These programs are meant to help those in marginalized groups to receive information regarding their Medicaid eligibility. Grassroots organizations can take point and help enrollees before the deadline. Doing so ensures that these underserved populations will still have the healthcare coverage they need, or they can explore other options.
The unwinding will also affect the number of people with private health insurance. Fortunately, many enrollees who are no longer eligible for Medicaid may still be covered under the ACA.
A recent study found that many people found it difficult to transition to other health programs even though they were eligible.
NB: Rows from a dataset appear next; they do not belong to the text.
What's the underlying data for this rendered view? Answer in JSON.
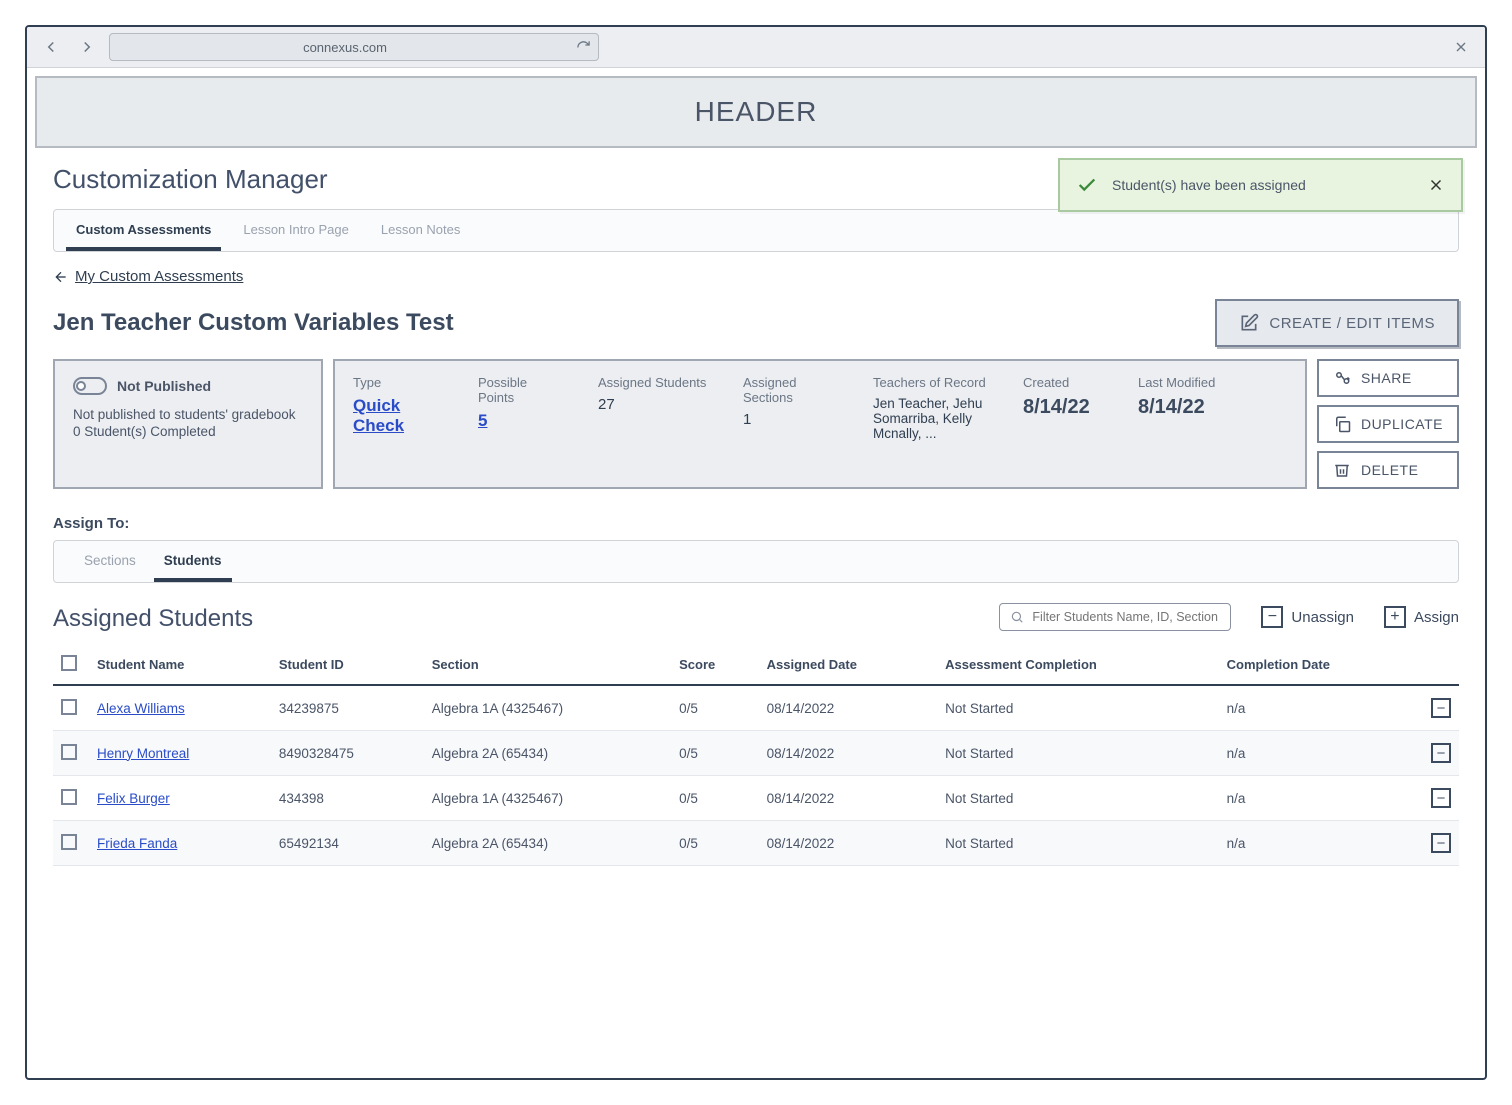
{
  "browser": {
    "url": "connexus.com"
  },
  "header": {
    "label": "HEADER"
  },
  "page": {
    "title": "Customization Manager"
  },
  "toast": {
    "message": "Student(s) have been assigned"
  },
  "top_tabs": [
    {
      "label": "Custom Assessments",
      "active": true
    },
    {
      "label": "Lesson Intro Page",
      "active": false
    },
    {
      "label": "Lesson Notes",
      "active": false
    }
  ],
  "breadcrumb": {
    "link": "My Custom Assessments"
  },
  "assessment": {
    "title": "Jen Teacher Custom Variables Test",
    "create_edit_label": "CREATE / EDIT ITEMS"
  },
  "status": {
    "label": "Not Published",
    "line1": "Not published to students' gradebook",
    "line2": "0 Student(s) Completed"
  },
  "facts": {
    "type_label": "Type",
    "type_value": "Quick Check",
    "points_label": "Possible Points",
    "points_value": "5",
    "students_label": "Assigned Students",
    "students_value": "27",
    "sections_label": "Assigned Sections",
    "sections_value": "1",
    "teachers_label": "Teachers of Record",
    "teachers_value": "Jen Teacher, Jehu Somarriba, Kelly Mcnally, ...",
    "created_label": "Created",
    "created_value": "8/14/22",
    "modified_label": "Last Modified",
    "modified_value": "8/14/22"
  },
  "actions": {
    "share": "SHARE",
    "duplicate": "DUPLICATE",
    "delete": "DELETE"
  },
  "assign": {
    "section_label": "Assign To:",
    "tabs": [
      {
        "label": "Sections",
        "active": false
      },
      {
        "label": "Students",
        "active": true
      }
    ],
    "table_title": "Assigned Students",
    "filter_placeholder": "Filter Students Name, ID, Section",
    "unassign_label": "Unassign",
    "assign_label": "Assign"
  },
  "table": {
    "columns": {
      "name": "Student Name",
      "id": "Student ID",
      "section": "Section",
      "score": "Score",
      "assigned": "Assigned Date",
      "completion": "Assessment Completion",
      "comp_date": "Completion Date"
    },
    "rows": [
      {
        "name": "Alexa Williams",
        "id": "34239875",
        "section": "Algebra 1A (4325467)",
        "score": "0/5",
        "assigned": "08/14/2022",
        "completion": "Not Started",
        "comp_date": "n/a"
      },
      {
        "name": "Henry Montreal",
        "id": "8490328475",
        "section": "Algebra 2A (65434)",
        "score": "0/5",
        "assigned": "08/14/2022",
        "completion": "Not Started",
        "comp_date": "n/a"
      },
      {
        "name": "Felix Burger",
        "id": "434398",
        "section": "Algebra 1A (4325467)",
        "score": "0/5",
        "assigned": "08/14/2022",
        "completion": "Not Started",
        "comp_date": "n/a"
      },
      {
        "name": "Frieda Fanda",
        "id": "65492134",
        "section": "Algebra 2A (65434)",
        "score": "0/5",
        "assigned": "08/14/2022",
        "completion": "Not Started",
        "comp_date": "n/a"
      }
    ]
  }
}
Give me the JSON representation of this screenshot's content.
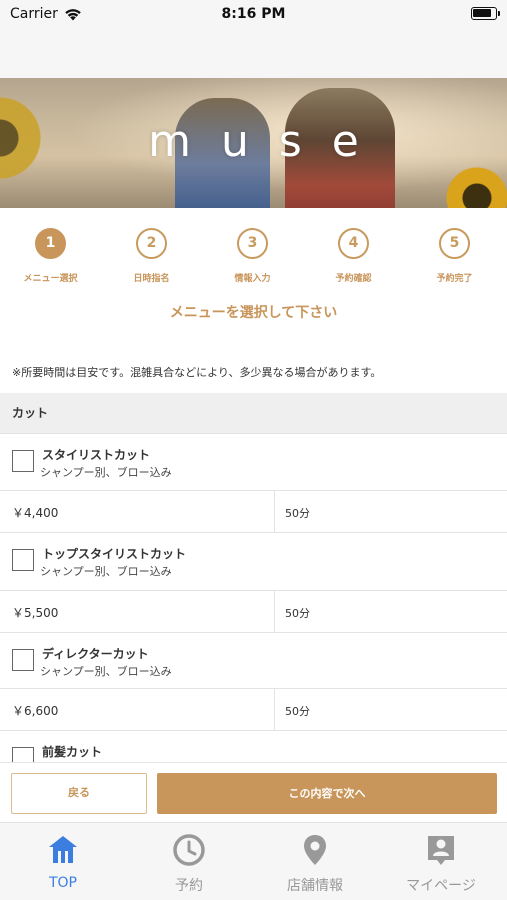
{
  "status_bar": {
    "carrier": "Carrier",
    "time": "8:16 PM"
  },
  "hero": {
    "logo": "muse"
  },
  "steps": [
    {
      "number": "1",
      "label": "メニュー選択",
      "active": true
    },
    {
      "number": "2",
      "label": "日時指名",
      "active": false
    },
    {
      "number": "3",
      "label": "情報入力",
      "active": false
    },
    {
      "number": "4",
      "label": "予約確認",
      "active": false
    },
    {
      "number": "5",
      "label": "予約完了",
      "active": false
    }
  ],
  "section_title": "メニューを選択して下さい",
  "notice": "※所要時間は目安です。混雑具合などにより、多少異なる場合があります。",
  "category": "カット",
  "menu_items": [
    {
      "name": "スタイリストカット",
      "description": "シャンプー別、ブロー込み",
      "price": "￥4,400",
      "duration": "50分",
      "checked": false
    },
    {
      "name": "トップスタイリストカット",
      "description": "シャンプー別、ブロー込み",
      "price": "￥5,500",
      "duration": "50分",
      "checked": false
    },
    {
      "name": "ディレクターカット",
      "description": "シャンプー別、ブロー込み",
      "price": "￥6,600",
      "duration": "50分",
      "checked": false
    },
    {
      "name": "前髪カット",
      "checked": false
    }
  ],
  "actions": {
    "back_label": "戻る",
    "next_label": "この内容で次へ"
  },
  "tab_bar": [
    {
      "label": "TOP",
      "icon": "home-icon",
      "active": true
    },
    {
      "label": "予約",
      "icon": "clock-icon",
      "active": false
    },
    {
      "label": "店舗情報",
      "icon": "map-pin-icon",
      "active": false
    },
    {
      "label": "マイページ",
      "icon": "person-badge-icon",
      "active": false
    }
  ],
  "colors": {
    "accent": "#c8955a",
    "tab_active": "#3b7ee0",
    "tab_inactive": "#999999"
  }
}
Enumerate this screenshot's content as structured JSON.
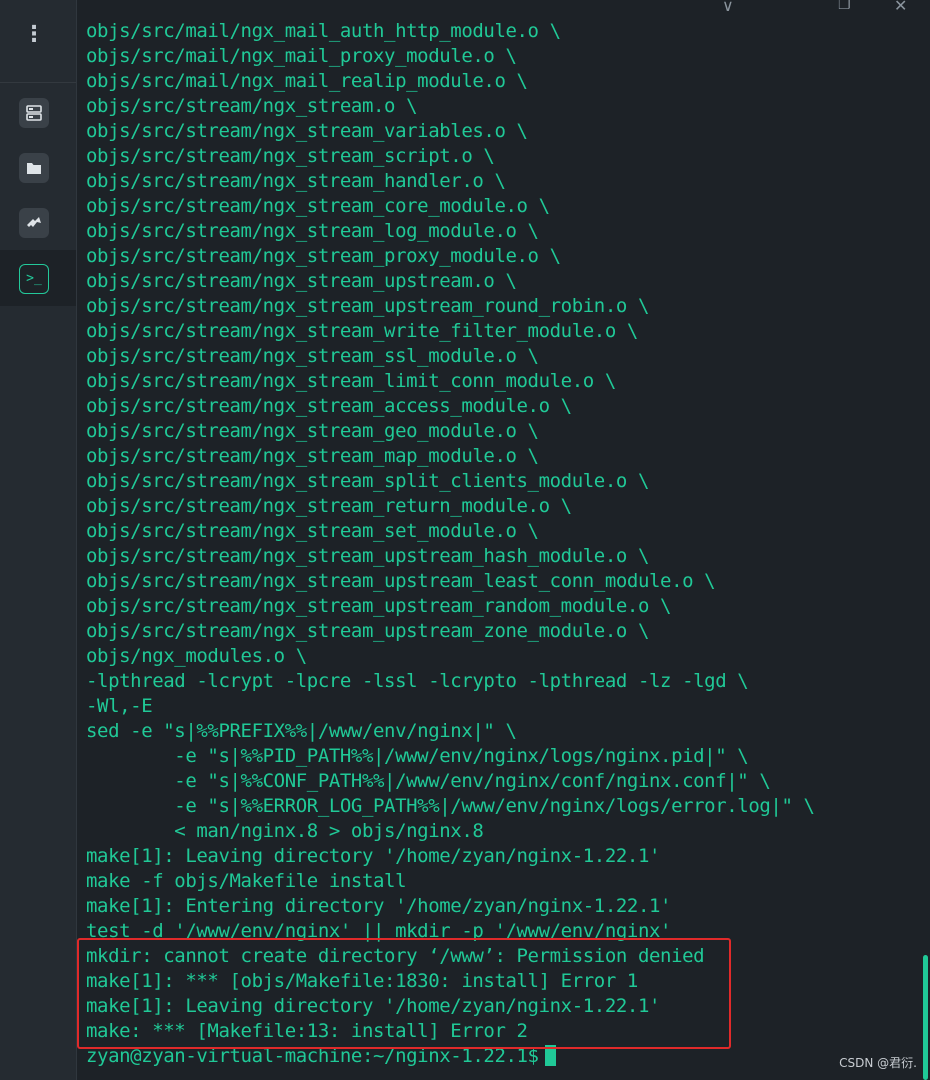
{
  "window": {
    "minimize_glyph": "∨",
    "restore_glyph": "❐",
    "close_glyph": "✕"
  },
  "sidebar": {
    "menu_glyph": "⋮",
    "terminal_glyph": ">_"
  },
  "terminal": {
    "lines": [
      "objs/src/mail/ngx_mail_auth_http_module.o \\",
      "objs/src/mail/ngx_mail_proxy_module.o \\",
      "objs/src/mail/ngx_mail_realip_module.o \\",
      "objs/src/stream/ngx_stream.o \\",
      "objs/src/stream/ngx_stream_variables.o \\",
      "objs/src/stream/ngx_stream_script.o \\",
      "objs/src/stream/ngx_stream_handler.o \\",
      "objs/src/stream/ngx_stream_core_module.o \\",
      "objs/src/stream/ngx_stream_log_module.o \\",
      "objs/src/stream/ngx_stream_proxy_module.o \\",
      "objs/src/stream/ngx_stream_upstream.o \\",
      "objs/src/stream/ngx_stream_upstream_round_robin.o \\",
      "objs/src/stream/ngx_stream_write_filter_module.o \\",
      "objs/src/stream/ngx_stream_ssl_module.o \\",
      "objs/src/stream/ngx_stream_limit_conn_module.o \\",
      "objs/src/stream/ngx_stream_access_module.o \\",
      "objs/src/stream/ngx_stream_geo_module.o \\",
      "objs/src/stream/ngx_stream_map_module.o \\",
      "objs/src/stream/ngx_stream_split_clients_module.o \\",
      "objs/src/stream/ngx_stream_return_module.o \\",
      "objs/src/stream/ngx_stream_set_module.o \\",
      "objs/src/stream/ngx_stream_upstream_hash_module.o \\",
      "objs/src/stream/ngx_stream_upstream_least_conn_module.o \\",
      "objs/src/stream/ngx_stream_upstream_random_module.o \\",
      "objs/src/stream/ngx_stream_upstream_zone_module.o \\",
      "objs/ngx_modules.o \\",
      "-lpthread -lcrypt -lpcre -lssl -lcrypto -lpthread -lz -lgd \\",
      "-Wl,-E",
      "sed -e \"s|%%PREFIX%%|/www/env/nginx|\" \\",
      "        -e \"s|%%PID_PATH%%|/www/env/nginx/logs/nginx.pid|\" \\",
      "        -e \"s|%%CONF_PATH%%|/www/env/nginx/conf/nginx.conf|\" \\",
      "        -e \"s|%%ERROR_LOG_PATH%%|/www/env/nginx/logs/error.log|\" \\",
      "        < man/nginx.8 > objs/nginx.8",
      "make[1]: Leaving directory '/home/zyan/nginx-1.22.1'",
      "make -f objs/Makefile install",
      "make[1]: Entering directory '/home/zyan/nginx-1.22.1'",
      "test -d '/www/env/nginx' || mkdir -p '/www/env/nginx'",
      "mkdir: cannot create directory ‘/www’: Permission denied",
      "make[1]: *** [objs/Makefile:1830: install] Error 1",
      "make[1]: Leaving directory '/home/zyan/nginx-1.22.1'",
      "make: *** [Makefile:13: install] Error 2"
    ],
    "prompt": "zyan@zyan-virtual-machine:~/nginx-1.22.1$"
  },
  "watermark": "CSDN @君衍."
}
CMS aims to simplify the process by enabling the electronic transfer of enrollee information and accepting similar eligibility guidelines.
Medicaid is Changing: Are You Ready?
Medicaid is shifting drastically in 2023, and it will have a widespread impact on the healthcare industry. It will affect hospitals, clinics, healthcare facilities, and third-party service providers.
These changes will also shift the way hospitals bill patients. Insurance providers may also adjust their policies and scope of coverage.
Most of all, it will affect how people pay for medical and health care needs. It can be a daunting challenge for the millions who rely on Medicaid to cover their medical bills.
It will take time for some people and companies to adjust. But if they have the right medical billing partners, the transition will be quite smooth. Patients and partner facilities can easily explore new coverage and programs that will suit their needs.
Billing companies like BillPro can help hospitals and medical centers assist their patients. They can suggest potential alternatives for payment and help them adjust to the new guidelines. They will ensure that all billing remains accurate and timely.
BillPro’s Medicaid billing features simplify claim management and ensure a high number of clean claims. Book a demo today!